Overbought and oversold are technical terms referring to phases where the market experiences a significant and consistent swing in one direction. An overbought market occurs when stocks — either as a whole or in a particular sector — move higher over an extended period without a notable pullback in prices. Conversely, an oversold market happens when stocks steadily decline without a rally. These terms suggest the market is due to reverse the current trend, causing investors to rotate into or out of an investment class or sector.
Sector rotation strategies
Sector rotation strategies aim to take advantage of the historical performances of specific industries during different phases of the cycle. For example, certain stock market sectors, including real estate, consumer discretionary, information technology, and communications services, are cyclical, meaning their businesses and stock prices tend to perform poorly during a recession. As such, investors will rotate out of those sectors into consumer staples, healthcare, and utilities because they typically deliver steadier results during an economic contraction.
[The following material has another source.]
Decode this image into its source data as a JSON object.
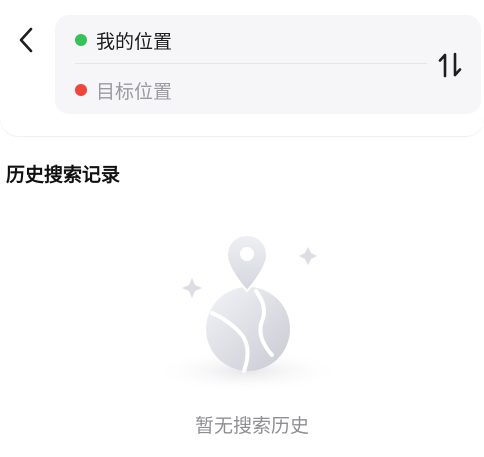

Another sector rotation strategy happens during the accumulation and mark-up phases of the stock market. Investors will rotate into value stocks during the accumulation phase and then out of that sector and into growth stocks during the mark-up phase.
How can investors take advantage of sector rotations?
Investors will experience many cycles during their lifetimes. Because of that, they shouldn't be overly concerned as these phases occur. However, investors who understand cycles can make better-informed decisions that can improve long-term investment returns. For example, they can moderate their investment activity during euphoric periods toward the end of a bull market run as the economy peaks and stocks head toward distribution and mark-down phases. That way, they have more cash to invest during the eventual economic trough and accumulation phase, enabling them to capture bigger returns over the long term.